Verdict from +100 user reviews

7 reasons to buy

  • The low-top Nike Cortez Basic Leather is lightweight and comfortable, according to most wearers.
  • A lot of users have affirmed that the shoe is durable.
  • Some have noticed the low-top shoe is well-padded inside making it soft.
  • The Cortez Basic Leather is an “easy to break-in” kind of shoe, a few states.
  • Most buyers have perceived this sneaker’s classic silhouette as stylish.
  • A handful of runners have said that it is perfect for the gym or walking for long periods.
  • This iteration of the Nike Cortez is affordable.

2 reasons not to buy

  • Some wearers have noted that the thick padding and zero perforations in the shoe make the feet sweat especially in warm weather.
  • The Cortez Basic Leather has a tight toe box, which is the reason for the complaints of many buyers.

Bottom line

With an all-leather outfit, the Nike Cortez Basic Leather is a hit among sneakerheads. It is among the Nike Cortez sneakers that showcase comfort and style. 

Long-time users love this shoe for its nostalgic vibe as it performs well at the gym or on the streets. Overall, this kick is among the Nike shoes that provide a retro look that has a sleek, minimal, and functional design.

User reviews:

Good to know

The Cortez Basic Leather upper is built with full-grain leather which makes it durable and offers a premium feel. This material provides support for the foot when in motion. The low-cut collar gives freedom of movement to the ankle. This running-inspired sneaker is well-padded inside which makes it very comfortable for the feet.
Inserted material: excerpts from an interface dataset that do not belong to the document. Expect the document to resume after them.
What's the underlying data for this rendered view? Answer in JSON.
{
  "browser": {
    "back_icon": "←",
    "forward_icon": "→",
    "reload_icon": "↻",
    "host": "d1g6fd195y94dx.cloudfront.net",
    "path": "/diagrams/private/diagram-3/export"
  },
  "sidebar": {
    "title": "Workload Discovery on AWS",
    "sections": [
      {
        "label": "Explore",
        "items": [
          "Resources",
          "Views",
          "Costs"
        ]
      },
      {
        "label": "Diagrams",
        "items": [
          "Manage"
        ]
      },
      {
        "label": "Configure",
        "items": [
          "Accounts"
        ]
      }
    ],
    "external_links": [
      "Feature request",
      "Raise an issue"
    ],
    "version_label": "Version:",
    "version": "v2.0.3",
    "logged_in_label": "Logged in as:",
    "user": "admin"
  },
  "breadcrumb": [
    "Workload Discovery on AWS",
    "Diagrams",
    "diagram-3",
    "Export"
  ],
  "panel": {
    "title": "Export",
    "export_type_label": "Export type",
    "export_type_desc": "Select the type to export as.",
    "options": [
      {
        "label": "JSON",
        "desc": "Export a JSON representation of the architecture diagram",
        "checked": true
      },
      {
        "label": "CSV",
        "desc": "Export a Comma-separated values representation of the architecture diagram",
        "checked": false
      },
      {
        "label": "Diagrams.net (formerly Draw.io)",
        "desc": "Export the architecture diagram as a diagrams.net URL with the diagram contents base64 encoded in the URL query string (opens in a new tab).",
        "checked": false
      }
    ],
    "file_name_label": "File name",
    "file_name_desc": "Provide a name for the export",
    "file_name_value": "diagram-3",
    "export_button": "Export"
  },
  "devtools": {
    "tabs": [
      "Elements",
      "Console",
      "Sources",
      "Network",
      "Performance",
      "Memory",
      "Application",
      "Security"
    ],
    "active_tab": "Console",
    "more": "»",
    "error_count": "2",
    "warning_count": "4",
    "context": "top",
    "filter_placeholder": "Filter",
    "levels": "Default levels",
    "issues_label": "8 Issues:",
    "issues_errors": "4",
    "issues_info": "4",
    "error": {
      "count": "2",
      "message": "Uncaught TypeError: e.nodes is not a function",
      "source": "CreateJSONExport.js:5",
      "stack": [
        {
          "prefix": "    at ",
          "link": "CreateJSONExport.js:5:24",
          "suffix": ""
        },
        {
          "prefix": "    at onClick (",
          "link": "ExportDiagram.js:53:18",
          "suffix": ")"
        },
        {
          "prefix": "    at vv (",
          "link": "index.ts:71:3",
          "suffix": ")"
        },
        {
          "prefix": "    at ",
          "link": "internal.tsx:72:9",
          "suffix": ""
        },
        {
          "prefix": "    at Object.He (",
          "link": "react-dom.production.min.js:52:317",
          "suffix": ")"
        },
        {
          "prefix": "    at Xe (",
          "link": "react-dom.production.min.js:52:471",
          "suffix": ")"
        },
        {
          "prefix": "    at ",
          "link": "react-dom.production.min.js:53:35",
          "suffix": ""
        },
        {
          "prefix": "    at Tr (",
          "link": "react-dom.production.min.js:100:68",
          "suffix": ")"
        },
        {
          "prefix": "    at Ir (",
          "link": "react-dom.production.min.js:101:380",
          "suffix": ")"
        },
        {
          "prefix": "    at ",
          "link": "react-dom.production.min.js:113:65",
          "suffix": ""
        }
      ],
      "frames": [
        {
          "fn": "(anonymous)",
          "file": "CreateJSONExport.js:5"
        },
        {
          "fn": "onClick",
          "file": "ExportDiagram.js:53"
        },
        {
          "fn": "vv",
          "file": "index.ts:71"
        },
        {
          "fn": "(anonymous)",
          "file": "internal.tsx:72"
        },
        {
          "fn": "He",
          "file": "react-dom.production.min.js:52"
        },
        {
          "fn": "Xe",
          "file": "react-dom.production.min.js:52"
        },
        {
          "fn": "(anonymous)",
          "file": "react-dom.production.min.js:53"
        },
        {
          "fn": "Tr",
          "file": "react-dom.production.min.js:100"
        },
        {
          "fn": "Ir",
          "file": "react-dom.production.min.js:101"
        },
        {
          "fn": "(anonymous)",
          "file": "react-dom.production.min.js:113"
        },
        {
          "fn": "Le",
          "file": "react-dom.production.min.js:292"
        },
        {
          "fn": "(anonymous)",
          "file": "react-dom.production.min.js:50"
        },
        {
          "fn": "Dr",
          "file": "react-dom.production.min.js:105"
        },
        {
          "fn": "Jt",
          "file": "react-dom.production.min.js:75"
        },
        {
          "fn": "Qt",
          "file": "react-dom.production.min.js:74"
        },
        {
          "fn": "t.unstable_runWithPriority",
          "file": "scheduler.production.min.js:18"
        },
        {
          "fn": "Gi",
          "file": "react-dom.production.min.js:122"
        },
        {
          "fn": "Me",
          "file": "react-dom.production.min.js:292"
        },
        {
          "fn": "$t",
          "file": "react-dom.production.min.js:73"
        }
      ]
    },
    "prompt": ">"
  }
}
If the first Bowerman masterpiece way back in 1972 was such a hit back then, the updated version made of premium leather rocks sneakerheads’ lives. The clean and sleek construction can be seen in neutral colorways and is perfect for any casual activity.

This low-top Nike Cortez Basic Leather model complements everyday clothes such as plain colored tops, skinny jeans, shorts, and joggers. Looking good seems so effortless when sporting around in this shoe.

This sneaker is a dead ringer for the old model and has a debossed lace dubrae with the “Cortez 72” logo etched on it for emphasis. As a whole, the Cortez Basic Leather maintains its vintage silhouette but has a more comfortable foam midsole which acts as a cushion for the foot. The herringbone tread is also to be noted for as it adds on to the grip of the foot.

It all started way back in the trunk of Phil Knight’s car. It was a combination of Knight’s search to make a living without giving up athletics and Bill Bowerman’s quest for the best racing shoes. As Knight went to Japan in 1963, he was able to meet up with a famous Japanese running shoe manufacturer, Tiger, a subsidiary of the Onitsuka Company. Both parties invested $500 in selling some pairs in the US under Blue Ribbon Sports, Knight’s representation.

Everything went well in the following year, and as sales reached a million dollars, they changed the brand to Nike and made the Swoosh its trademark in 1971. The new brand name Nike means a winged goddess of victory according to Greek mythology. And this best describes how Nike ventures into the shoe business.

One of the reasons why Nike is the top choice among athletes is that each shoe is made for a particular activity. From the Nike Air Technology up to the most advanced self-lacing design, Hyperadapt line, this brand only proved to the consumers that they could keep up with the different demands. Though there is one style that is still in demand – the Nike Cortez. It is classic and timeless which can perfectly go with any outfit.

The Nike Cortez became a hit during the 1972 Munich Olympics. Yet Bowerman continued to improve the shoe by changing the leather upper to nylon. This was then called the Nike Nylon Cortez, the world’s fastest running shoe. But Bowerman did not stop there. A more updated version featured a better leather upper plus the foam midsole for comfort. And this is the low-top Nike Cortez Basic Leather.

Though this shoe is running-inspired, people see it more as lifestyle footwear that is versatile. It is an icon with interesting colorways that sneakerheads continue to tune in for more developments in the future.

  • The Nike logo is all over the shoe - tongue, heel tab and insole.
  • This sneaker is an updated version of Bill Bowerman’s 1972 running model.
Danny McLoughlin
Danny McLoughlin

Danny McLoughlin is a researcher for RunRepeat covering football, sneakers and running. After graduating with a degree in computer science from The University of Strathclyde, Danny makes sure never to miss a game of his beloved Glasgow Rangers or the Scotland national football team. He has been featured in prestigious publications such as The Washington Post, The Irish Times, Footwear News and the like.